I’m not going to get into the masks issue, as it’s complicated and the efficacy of a mask depends on the kind of mask you’re using. But what I will maintain is that the authorities have a right to require one to get vaccinated (or removed from society) if there’s a deadly disease afoot that the vaccination or sequestration can prevent. And that was the case in the first days of covid. No, there’s no contract here, no “democratic resolution”. In such cases the authorities have to act unilaterally if there’s enough evidence—as there was for covid—that a public-health crisis is imminent.
What the Spectator is evincing here is straight-out conservative anti-vaxism, and in this case Tyson is right and they’re wrong. People can indeed decide what to put in their bodies, but if what they do or don’t do affects the welfare of others, the authorities have the right to keep their choices from endangering others. If you don’t want to get vaccinated, you can’t go to work. Tellingly, it’s the law in most states that before a kid goes to public school, he or she must have several different accinations. That only makes sense.
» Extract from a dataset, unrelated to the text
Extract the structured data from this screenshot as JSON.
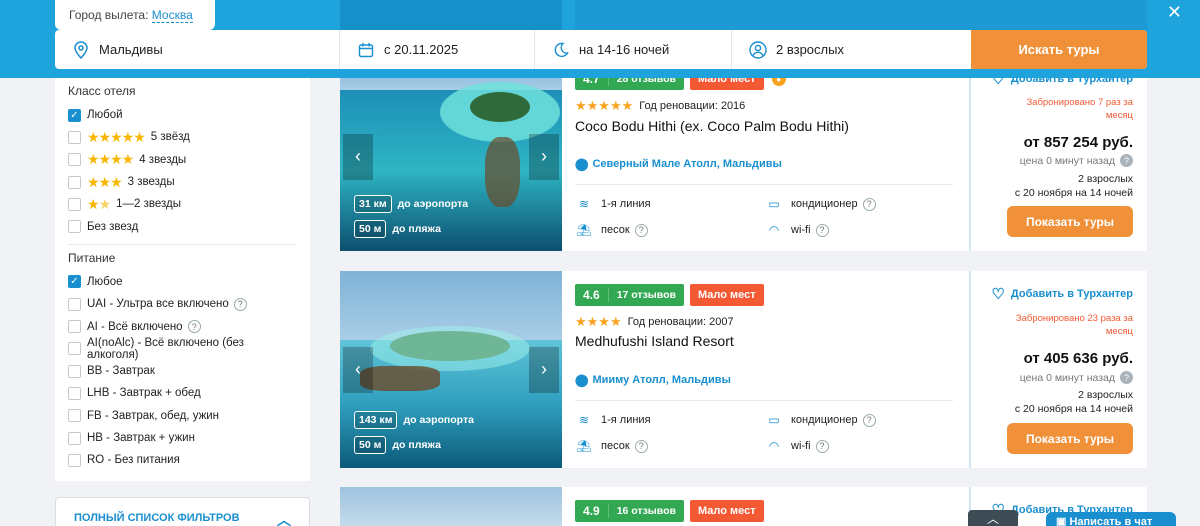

If the kid or kid’s parents decide they “have the right to decide what to put in their body,” and opt out of kids’ vaccinations, then fine: the kid doesn’t get to go to public school and cause an epidemic. This anti-vaxer attitude devalues the Spectator piece, and Tyson’s shrug of the shoulders is appropriate.
But Tyson should still chill out on matters of sex and gender.